(Reuters) – Aspen Pharmacare , the southern hemisphere’s biggest generic drugs maker, booked a 22 percent rise in first-half profit on Wednesday as strong demand in its Asia-Pacific unit offset higher funding costs on its debt.
Aspen, 19 percent owned by Britain’s GlaxoSmithKline , said diluted normalised headline earnings per share totalled 308.1 cents in the six months to end-December, compared with 253.3 cents a year earlier.
Aspen is one of the companies most likely to benefit as some of best-selling name-brand drugs worth more than $100 billion lose patent protection over the next three years.
Sales increased 31 percent to 7.5 billion rand, with its offshore business adding more to sales than its home market for the first time. Sales at its Asia Pacific unit were three times more than the same period a year earlier.
Durban-based Aspen completed the acquisition of the generic business of Australia’s Sigma Pharmaceuticals last year, boosting its presence in the region.
The company also said it had reached a agreement with the minority shareholders of its east Africa-focused unit, Shelys, to buy their 40 percent holding for $24 million.
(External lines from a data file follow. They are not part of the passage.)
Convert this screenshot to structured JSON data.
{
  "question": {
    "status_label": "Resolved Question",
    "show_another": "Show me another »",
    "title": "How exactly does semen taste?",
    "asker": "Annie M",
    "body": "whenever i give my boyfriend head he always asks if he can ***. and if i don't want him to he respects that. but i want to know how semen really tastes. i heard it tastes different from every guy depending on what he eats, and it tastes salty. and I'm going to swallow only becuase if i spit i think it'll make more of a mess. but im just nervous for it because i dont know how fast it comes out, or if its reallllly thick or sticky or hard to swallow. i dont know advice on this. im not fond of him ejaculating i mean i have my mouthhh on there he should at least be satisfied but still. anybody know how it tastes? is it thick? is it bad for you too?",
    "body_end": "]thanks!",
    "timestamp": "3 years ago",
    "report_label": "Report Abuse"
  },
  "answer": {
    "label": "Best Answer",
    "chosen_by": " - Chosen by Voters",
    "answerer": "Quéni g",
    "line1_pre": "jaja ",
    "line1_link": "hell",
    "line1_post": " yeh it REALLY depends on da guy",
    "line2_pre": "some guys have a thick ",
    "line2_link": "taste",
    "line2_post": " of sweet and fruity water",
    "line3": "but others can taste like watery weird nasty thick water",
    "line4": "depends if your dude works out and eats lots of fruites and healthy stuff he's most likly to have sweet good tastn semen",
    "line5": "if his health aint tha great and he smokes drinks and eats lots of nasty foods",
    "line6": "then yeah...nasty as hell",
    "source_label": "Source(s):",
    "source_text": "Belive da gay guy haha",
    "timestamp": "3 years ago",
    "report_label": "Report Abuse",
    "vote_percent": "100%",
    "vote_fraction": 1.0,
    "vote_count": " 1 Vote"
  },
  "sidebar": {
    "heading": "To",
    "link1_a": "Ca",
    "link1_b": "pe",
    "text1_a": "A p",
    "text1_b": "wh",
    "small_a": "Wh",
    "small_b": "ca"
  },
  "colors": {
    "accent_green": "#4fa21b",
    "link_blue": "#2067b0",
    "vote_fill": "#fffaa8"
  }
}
Shares in Aspen, which are up more than 11 percent so far this year, were little changed at 107.49 rand by 1135 GMT, lagging a 0.7 percent rise in the JSE Top-40 index.